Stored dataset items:
---
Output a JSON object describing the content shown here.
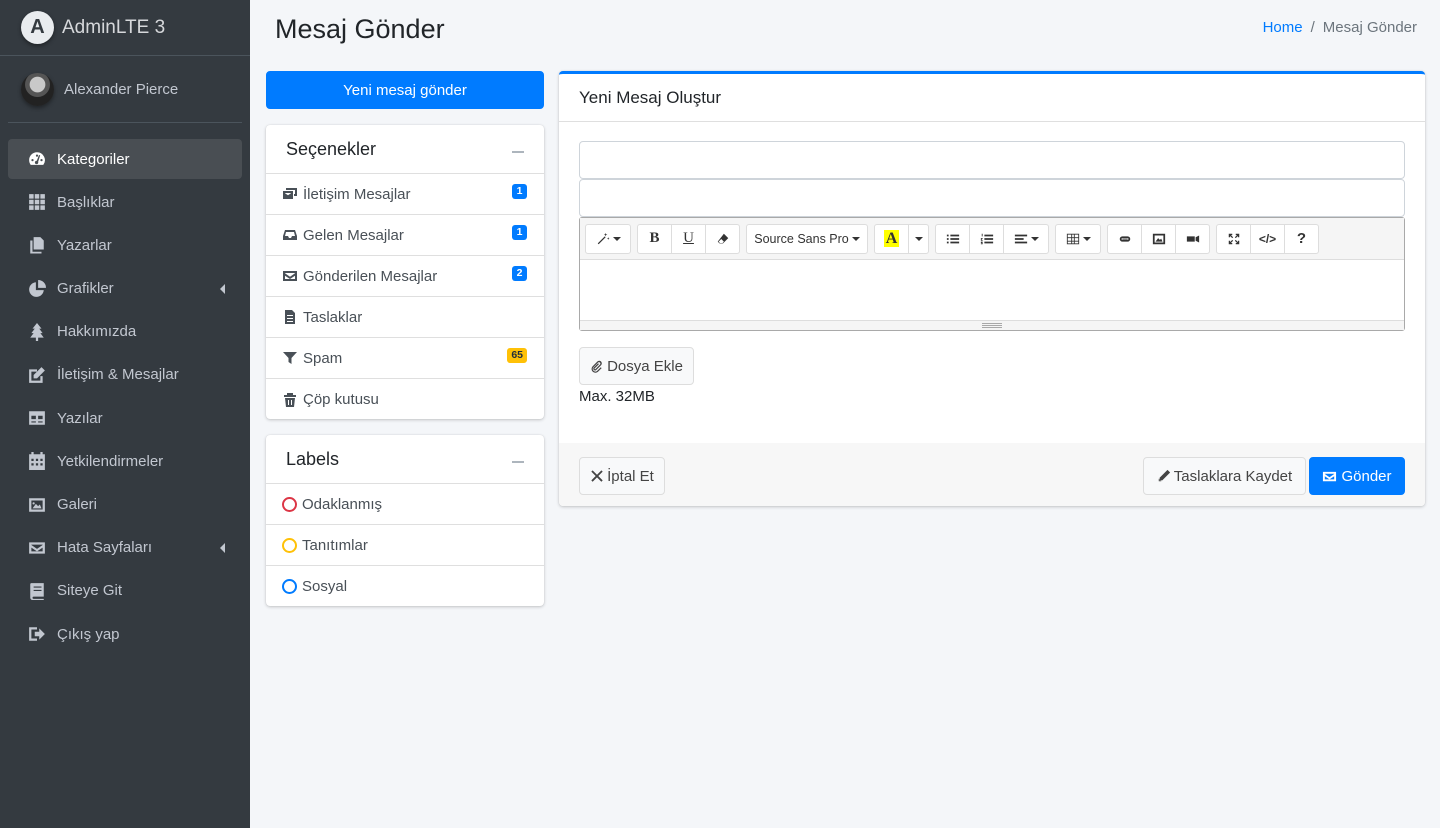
{
  "brand": {
    "name": "AdminLTE 3",
    "logo_letter": "A"
  },
  "user": {
    "name": "Alexander Pierce"
  },
  "sidebar": {
    "items": [
      {
        "label": "Kategoriler",
        "icon": "tachometer-icon"
      },
      {
        "label": "Başlıklar",
        "icon": "grid-icon"
      },
      {
        "label": "Yazarlar",
        "icon": "copy-icon"
      },
      {
        "label": "Grafikler",
        "icon": "pie-chart-icon"
      },
      {
        "label": "Hakkımızda",
        "icon": "tree-icon"
      },
      {
        "label": "İletişim & Mesajlar",
        "icon": "edit-icon"
      },
      {
        "label": "Yazılar",
        "icon": "table-icon"
      },
      {
        "label": "Yetkilendirmeler",
        "icon": "calendar-icon"
      },
      {
        "label": "Galeri",
        "icon": "image-icon"
      },
      {
        "label": "Hata Sayfaları",
        "icon": "envelope-icon"
      },
      {
        "label": "Siteye Git",
        "icon": "book-icon"
      },
      {
        "label": "Çıkış yap",
        "icon": "sign-out-icon"
      }
    ],
    "active_index": 0
  },
  "header": {
    "title": "Mesaj Gönder",
    "breadcrumb_home": "Home",
    "breadcrumb_separator": "/",
    "breadcrumb_current": "Mesaj Gönder"
  },
  "compose_button": "Yeni mesaj gönder",
  "folders": {
    "title": "Seçenekler",
    "items": [
      {
        "label": "İletişim Mesajlar",
        "badge": "1"
      },
      {
        "label": "Gelen Mesajlar",
        "badge": "1"
      },
      {
        "label": "Gönderilen Mesajlar",
        "badge": "2"
      },
      {
        "label": "Taslaklar"
      },
      {
        "label": "Spam",
        "badge": "65"
      },
      {
        "label": "Çöp kutusu"
      }
    ]
  },
  "labels": {
    "title": "Labels",
    "items": [
      {
        "label": "Odaklanmış",
        "color": "#dc3545"
      },
      {
        "label": "Tanıtımlar",
        "color": "#ffc107"
      },
      {
        "label": "Sosyal",
        "color": "#007bff"
      }
    ]
  },
  "compose": {
    "title": "Yeni Mesaj Oluştur",
    "to_value": "",
    "subject_value": "",
    "font_name": "Source Sans Pro",
    "attach_label": "Dosya Ekle",
    "max_size": "Max. 32MB",
    "cancel_label": "İptal Et",
    "draft_label": "Taslaklara Kaydet",
    "send_label": "Gönder"
  },
  "colors": {
    "primary": "#007bff",
    "sidebar_bg": "#343a40",
    "warning": "#ffc107",
    "danger": "#dc3545"
  }
}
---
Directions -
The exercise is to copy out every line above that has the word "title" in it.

Problem solution -
    "title": "Mesaj Gönder",
    "title": "Seçenekler",
    "title": "Labels",
    "title": "Yeni Mesaj Oluştur",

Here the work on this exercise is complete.